Snow doesn’t stop play as nature takes a home run

two men standing at the front of belle of the broads passenger trip boat

With snow falling on the 26th April it’s hard to believe that we are in late April. Fortunately the cold weather doesn’t seem to be discouraging our abundant wildlife, which is still busily nesting and rearing their young, even if the plant life is a little ‘behind’ for this time of year.

Nesting birds are becoming more prevalent and we are still watching the Greylag and Canada Geese with great expectation. One very cute brood of Greylags are delighting tourists and seem to be spending most of their time grazing the lawns of Wroxham gardens.

two greylag geese with 5 goslings standing on grassgreylag goose with 7 goslings stood on grasscanada goose sitting on nest of dry reeds on riverbank

Animal behaviour is always an exciting topic, and wonderful to see. In one garden, we spied a swan going about nesting behaviour: whether the pair here are building or not is another matter, but it doesn’t stop the birds feeling broody and acting upon it!

swan standing in front of a no mooring sign with a branch in its mouthswan standing in front of a no mooring sign reaching for a branch with its mouth open

We have had high water recently which can play havoc with some nesting birds. Although the Coots and Grebes are not usually bothered by this problem because they build floating nests, one pair of Great Crested Grebes struggled slightly when their nest became suspended. They are back on track now and continue to build up their nest with gusto.

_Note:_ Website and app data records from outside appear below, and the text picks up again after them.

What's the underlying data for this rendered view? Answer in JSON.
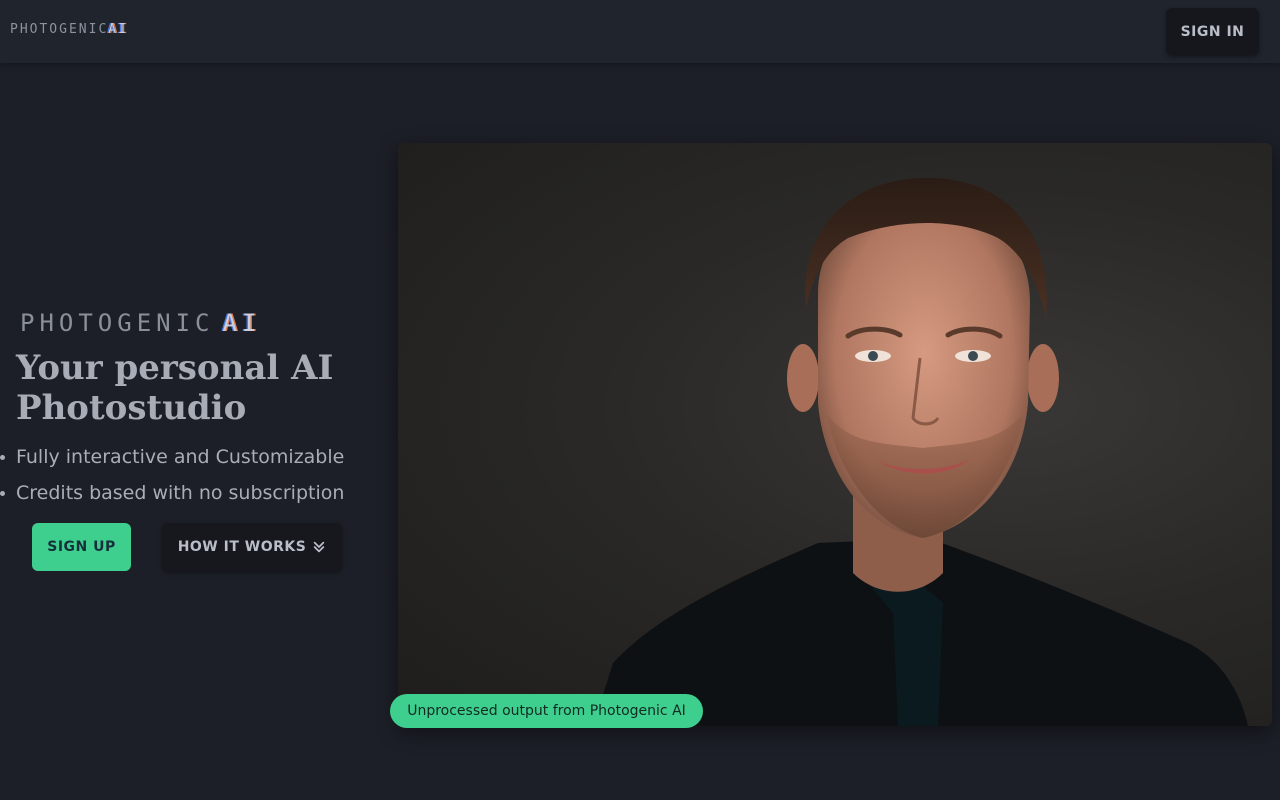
{
  "header": {
    "logo_text": "PHOTOGENIC",
    "logo_ai": "AI",
    "signin_label": "SIGN IN"
  },
  "hero": {
    "logo_text": "PHOTOGENIC",
    "logo_ai": "AI",
    "title": "Your personal AI Photostudio",
    "features": [
      "Fully interactive and Customizable",
      "Credits based with no subscription"
    ],
    "signup_label": "SIGN UP",
    "how_it_works_label": "HOW IT WORKS",
    "how_it_works_icon": "chevron-double-down-icon"
  },
  "showcase": {
    "caption": "Unprocessed output from Photogenic AI"
  },
  "colors": {
    "accent": "#3ecf8e",
    "background": "#1c1f27",
    "navbar": "#20242d"
  }
}
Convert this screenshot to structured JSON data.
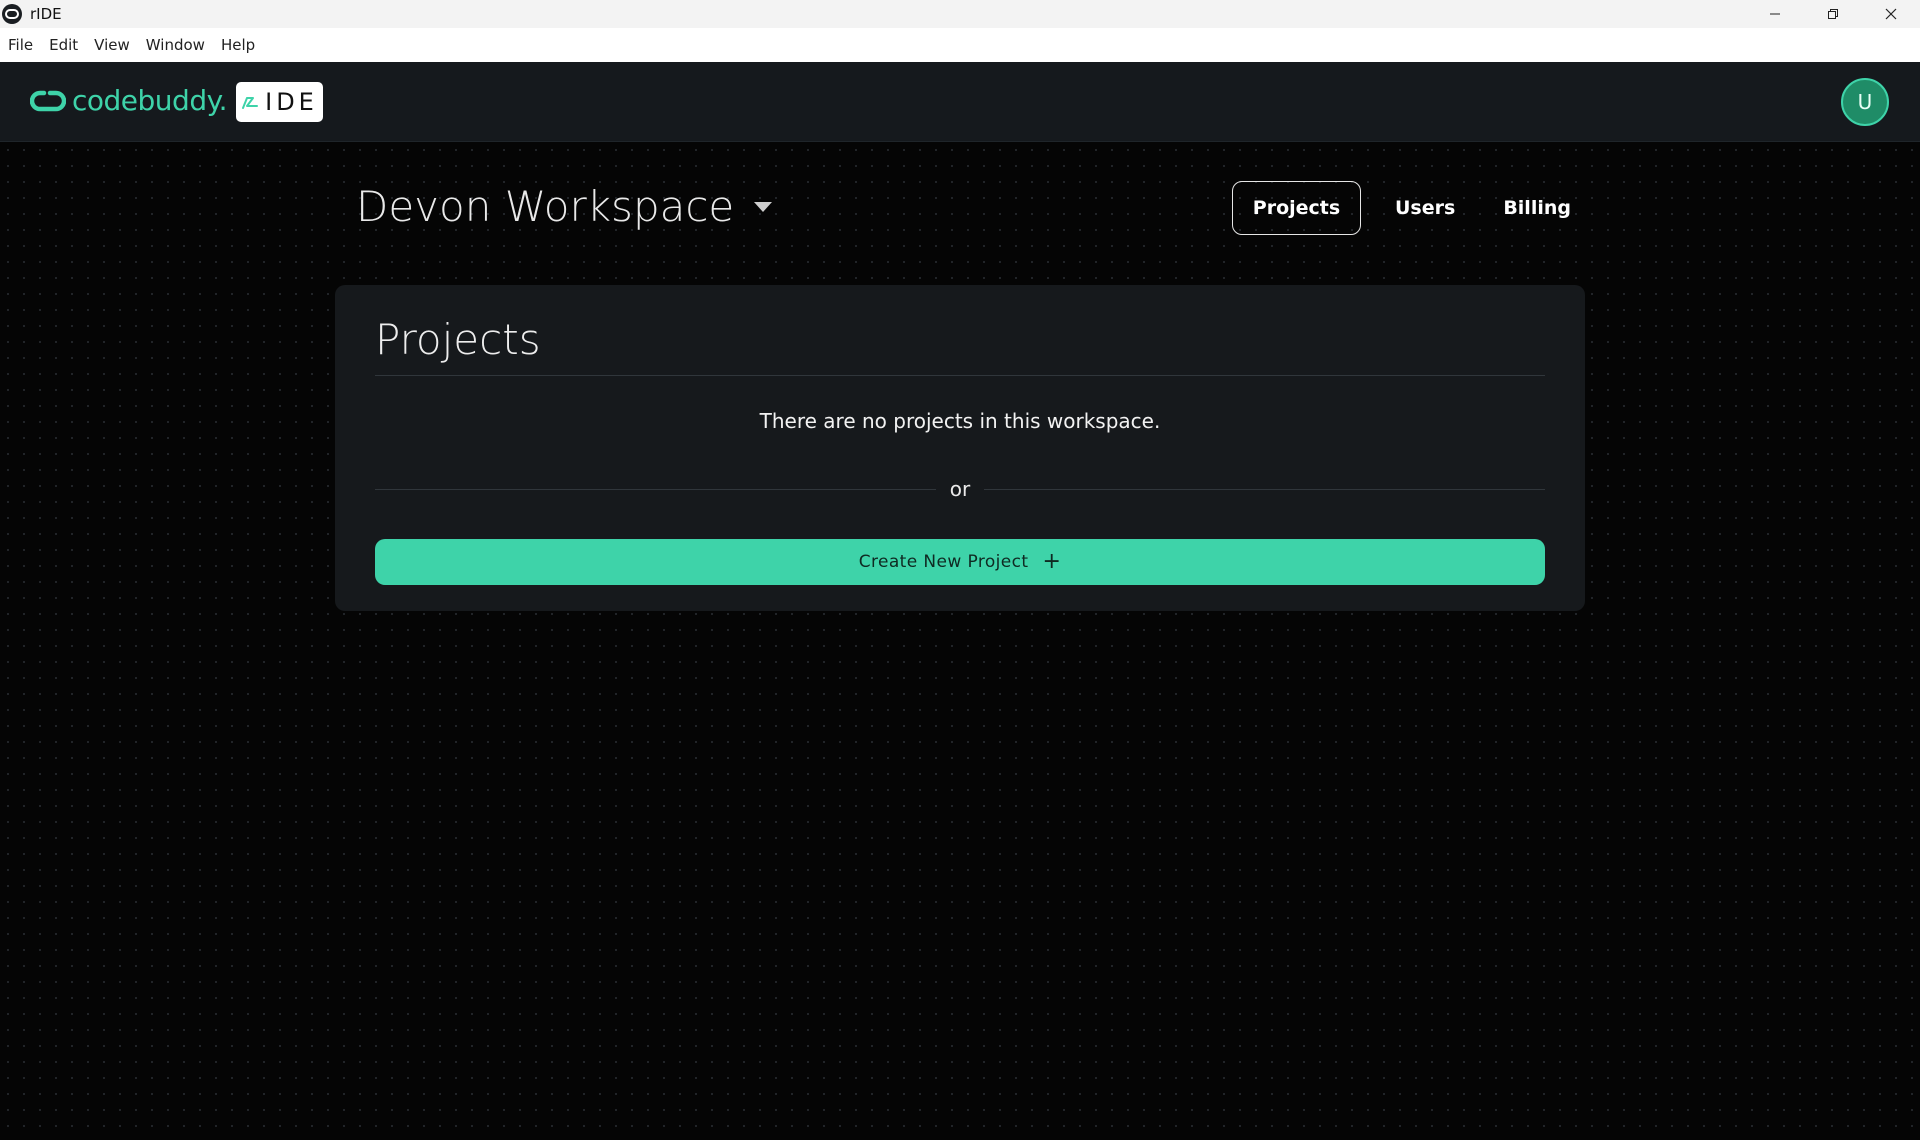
{
  "window": {
    "title": "rIDE",
    "controls": [
      "minimize-icon",
      "restore-icon",
      "close-icon"
    ]
  },
  "menubar": {
    "items": [
      "File",
      "Edit",
      "View",
      "Window",
      "Help"
    ]
  },
  "header": {
    "brand_text": "codebuddy.",
    "badge_text": "IDE",
    "avatar_initial": "U",
    "accent_color": "#3ed3a9"
  },
  "workspace": {
    "name": "Devon Workspace"
  },
  "nav": {
    "tabs": [
      {
        "label": "Projects",
        "active": true
      },
      {
        "label": "Users",
        "active": false
      },
      {
        "label": "Billing",
        "active": false
      }
    ]
  },
  "projects_card": {
    "title": "Projects",
    "empty_message": "There are no projects in this workspace.",
    "separator_text": "or",
    "create_button_label": "Create New Project",
    "create_button_icon": "plus-icon"
  }
}
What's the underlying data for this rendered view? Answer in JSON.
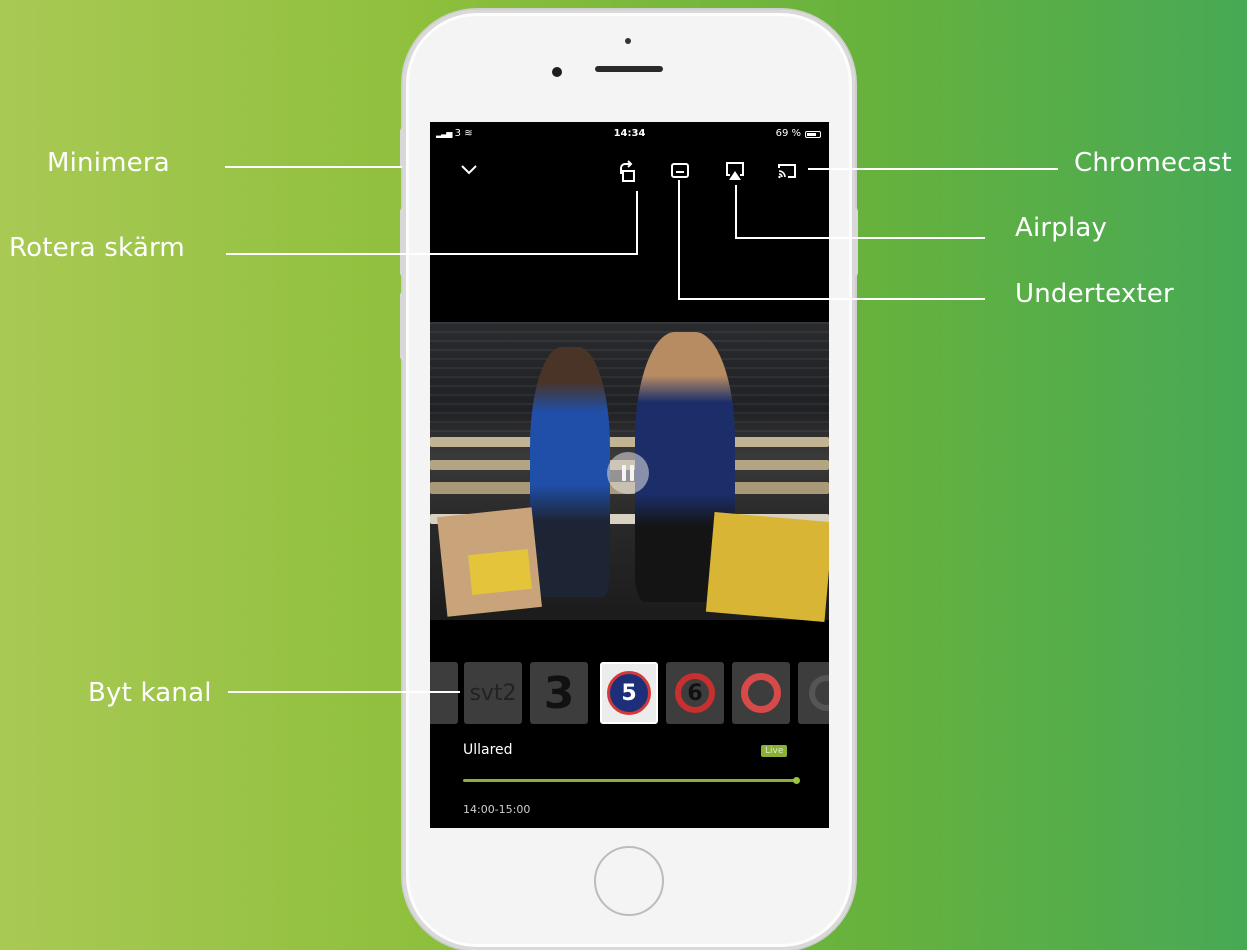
{
  "callouts": {
    "minimera": "Minimera",
    "rotera": "Rotera skärm",
    "chromecast": "Chromecast",
    "airplay": "Airplay",
    "undertexter": "Undertexter",
    "byt_kanal": "Byt kanal"
  },
  "status_bar": {
    "signal": "3",
    "time": "14:34",
    "battery": "69 %"
  },
  "channels": [
    "",
    "svt2",
    "3",
    "5",
    "6",
    "",
    ""
  ],
  "selected_channel": "5",
  "program": {
    "title": "Ullared",
    "badge": "Live",
    "time_range": "14:00-15:00",
    "progress": 1.0
  },
  "colors": {
    "accent": "#8ab03a",
    "background_left": "#a9c954",
    "background_right": "#47a955"
  },
  "icons": {
    "minimize": "chevron-down-icon",
    "rotate": "rotate-screen-icon",
    "subtitles": "subtitles-icon",
    "airplay": "airplay-icon",
    "chromecast": "chromecast-icon",
    "play_state": "pause-icon"
  }
}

great crested grebe on the watergreat crested grebe on the water close to a tangled of branches

The arrival of migratory birds signals the start of spring (even if the current weather doesn’t) and we recently reported that Swallows were flourishing on Wroxham Broad. This week House Martins have joined the Swallows, although they can be difficult to set apart: look for the white patch on the House Martin’s rump and a forked, shorter tail than on Swallows.

Overcast days seem to be best for seeing both Swallows and House Martins amazing acrobatics as they zoom low over the water, picking up insects. Another aerial acrobat taking to our skies is the Common Tern, which has recently arrived from Africa to make its summer home on Hoveton Great Broad.

Despite being as large as Wroxham Broad, Hoveton Great Broad has been cut off from boat traffic for more than a century and makes a wonderful wildlife sanctuary for Common Terns as well as many other species.

A visit to the reserve is highly recommended. You can spot the Terns nesting on a special floating platform from a bird hide along a kilometre long nature trail. Visiting Hoveton Great Broad is an adventure in its self as it can only be reached by boat, giving it a wonderfully wild feel. We would recommend hiring one of our day boats from Wroxham and mooring up at the reserve about 40 minutes downstream (check Hoveton Great Broad’s opening times with us first.)

common tern in flight with clouds and sky in backgroundswan sitting on nest of dry reeds on riverbank

We have also been taking school field trips to Hoveton Great Broad recently and they have been captivated by this areas abundant wildlife. Hopefully we have done our bit for a new generation of nature lovers!

With the future in mind, The Hoveton Great Broad Restoration Project has recently attracted millions of pounds of European and Heritage Lottery funding to secure this area for many years to come. The project will see the broad, which has been badly silted up, being suction dredged so that plants can take root and to improve water quality. Also to improve water quality, fish will be temporarily removed from the broad because they eat water fleas, which in turn eat algae. With no fish to eat the water fleas their numbers will boom and more algae will be eaten, which will make the water much clearer in a process called biomanipulation.

Back on the river, our plants are doggedly coming to life despite the inclement weather. The white flowers of Black Thorn and Hawthorn are now being set against the bright yellowy-gold of the marsh marigold (come on you yellows!) which is also known as ‘King cup’ due to it’s almost goblet shaped flowers.

marsh marigold on the river bank surrounded by dry reeds

Other trees are starting to leaf too, with the fresh pale green leaves of oak, joining the willow, sycamore and birch. Soon the banks will be more green than brown and offer valuable cover for wildlife.

river bank lined with trees